▸ YOUR ASSIGNMENT
Comb the records below for the string "passkey" and copy each line where it turns up.

▸ DATA FOR ANALYSIS
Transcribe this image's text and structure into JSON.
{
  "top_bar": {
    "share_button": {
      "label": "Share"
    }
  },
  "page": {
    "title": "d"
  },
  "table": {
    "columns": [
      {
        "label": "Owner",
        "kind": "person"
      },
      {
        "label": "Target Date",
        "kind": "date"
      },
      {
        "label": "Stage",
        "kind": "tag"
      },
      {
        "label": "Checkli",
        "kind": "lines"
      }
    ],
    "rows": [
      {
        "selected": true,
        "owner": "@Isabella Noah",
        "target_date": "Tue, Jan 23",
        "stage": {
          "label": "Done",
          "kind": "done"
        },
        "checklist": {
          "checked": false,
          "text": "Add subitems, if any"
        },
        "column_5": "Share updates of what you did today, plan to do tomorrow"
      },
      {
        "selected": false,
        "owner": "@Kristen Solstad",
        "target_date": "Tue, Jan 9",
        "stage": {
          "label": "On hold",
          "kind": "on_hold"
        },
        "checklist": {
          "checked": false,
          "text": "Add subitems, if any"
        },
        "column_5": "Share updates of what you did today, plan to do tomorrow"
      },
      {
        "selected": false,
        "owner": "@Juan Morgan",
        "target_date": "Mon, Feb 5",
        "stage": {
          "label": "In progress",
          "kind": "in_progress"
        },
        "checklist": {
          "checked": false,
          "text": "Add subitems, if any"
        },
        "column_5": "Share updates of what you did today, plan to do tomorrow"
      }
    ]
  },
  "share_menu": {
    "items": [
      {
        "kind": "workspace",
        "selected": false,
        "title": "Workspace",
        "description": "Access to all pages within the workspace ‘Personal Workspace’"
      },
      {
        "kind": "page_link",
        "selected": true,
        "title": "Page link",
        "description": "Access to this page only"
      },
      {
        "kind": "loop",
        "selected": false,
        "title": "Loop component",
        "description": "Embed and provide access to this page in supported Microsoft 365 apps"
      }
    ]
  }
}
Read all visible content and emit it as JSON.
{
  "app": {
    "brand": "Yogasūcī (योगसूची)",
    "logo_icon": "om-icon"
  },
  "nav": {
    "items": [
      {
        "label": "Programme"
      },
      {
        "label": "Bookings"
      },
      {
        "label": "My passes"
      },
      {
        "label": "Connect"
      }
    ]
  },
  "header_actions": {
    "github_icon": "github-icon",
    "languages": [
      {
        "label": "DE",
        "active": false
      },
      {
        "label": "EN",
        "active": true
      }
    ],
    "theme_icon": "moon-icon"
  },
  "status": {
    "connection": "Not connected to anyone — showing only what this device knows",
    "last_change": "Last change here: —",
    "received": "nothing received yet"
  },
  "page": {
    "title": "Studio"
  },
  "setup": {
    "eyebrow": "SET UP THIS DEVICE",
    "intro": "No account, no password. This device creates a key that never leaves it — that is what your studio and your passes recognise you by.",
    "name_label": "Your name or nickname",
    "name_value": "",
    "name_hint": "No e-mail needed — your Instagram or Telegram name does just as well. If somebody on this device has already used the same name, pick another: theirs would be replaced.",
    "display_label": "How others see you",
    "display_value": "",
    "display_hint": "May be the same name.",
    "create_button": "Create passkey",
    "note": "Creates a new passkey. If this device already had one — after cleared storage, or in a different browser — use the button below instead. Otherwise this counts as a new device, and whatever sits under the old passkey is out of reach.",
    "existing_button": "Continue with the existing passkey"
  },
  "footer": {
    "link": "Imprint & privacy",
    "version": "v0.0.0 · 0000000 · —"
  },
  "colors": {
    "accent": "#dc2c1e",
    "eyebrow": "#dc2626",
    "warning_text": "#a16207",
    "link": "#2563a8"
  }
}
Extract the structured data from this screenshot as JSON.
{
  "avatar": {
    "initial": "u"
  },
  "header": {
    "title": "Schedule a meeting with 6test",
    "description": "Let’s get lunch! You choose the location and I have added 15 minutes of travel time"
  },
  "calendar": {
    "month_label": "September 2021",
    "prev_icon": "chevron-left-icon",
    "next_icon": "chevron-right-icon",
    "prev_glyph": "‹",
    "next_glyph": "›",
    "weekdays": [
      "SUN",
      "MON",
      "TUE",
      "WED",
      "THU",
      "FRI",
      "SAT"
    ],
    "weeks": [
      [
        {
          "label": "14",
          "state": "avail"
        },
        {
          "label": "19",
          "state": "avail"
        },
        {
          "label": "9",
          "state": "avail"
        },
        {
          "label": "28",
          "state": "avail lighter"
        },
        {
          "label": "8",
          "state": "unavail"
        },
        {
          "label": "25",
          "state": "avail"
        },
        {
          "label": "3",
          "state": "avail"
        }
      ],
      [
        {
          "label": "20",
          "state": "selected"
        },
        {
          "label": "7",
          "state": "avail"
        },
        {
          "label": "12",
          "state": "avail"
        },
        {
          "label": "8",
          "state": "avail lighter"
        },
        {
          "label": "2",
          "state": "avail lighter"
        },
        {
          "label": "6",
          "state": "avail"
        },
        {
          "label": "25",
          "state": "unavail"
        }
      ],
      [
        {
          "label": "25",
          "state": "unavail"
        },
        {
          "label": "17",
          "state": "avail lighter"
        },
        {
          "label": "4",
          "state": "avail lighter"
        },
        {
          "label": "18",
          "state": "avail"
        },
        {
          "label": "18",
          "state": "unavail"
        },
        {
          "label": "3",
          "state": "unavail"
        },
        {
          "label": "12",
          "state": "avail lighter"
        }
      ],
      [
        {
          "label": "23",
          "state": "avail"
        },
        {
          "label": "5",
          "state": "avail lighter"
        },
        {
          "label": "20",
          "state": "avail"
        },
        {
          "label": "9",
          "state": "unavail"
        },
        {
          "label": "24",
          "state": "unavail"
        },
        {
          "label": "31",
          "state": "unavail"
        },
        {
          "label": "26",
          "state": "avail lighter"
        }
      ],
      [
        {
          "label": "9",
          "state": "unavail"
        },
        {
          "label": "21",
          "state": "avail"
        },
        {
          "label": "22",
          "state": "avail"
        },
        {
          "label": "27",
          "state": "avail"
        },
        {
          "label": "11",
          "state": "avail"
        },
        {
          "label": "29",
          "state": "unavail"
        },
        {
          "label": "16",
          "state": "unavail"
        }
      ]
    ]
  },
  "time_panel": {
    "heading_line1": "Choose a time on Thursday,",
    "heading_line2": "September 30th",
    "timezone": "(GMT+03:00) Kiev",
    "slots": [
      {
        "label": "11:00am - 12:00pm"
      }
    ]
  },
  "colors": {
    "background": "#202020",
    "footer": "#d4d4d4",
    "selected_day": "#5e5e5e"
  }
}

▸ ANSWER TO THE EXERCISE
    "create_button": "Create passkey",
    "note": "Creates a new passkey. If this device already had one — after cleared storage, or in a different browser — use the button below instead. Otherwise this counts as a new device, and whatever sits under the old passkey is out of reach.",
    "existing_button": "Continue with the existing passkey"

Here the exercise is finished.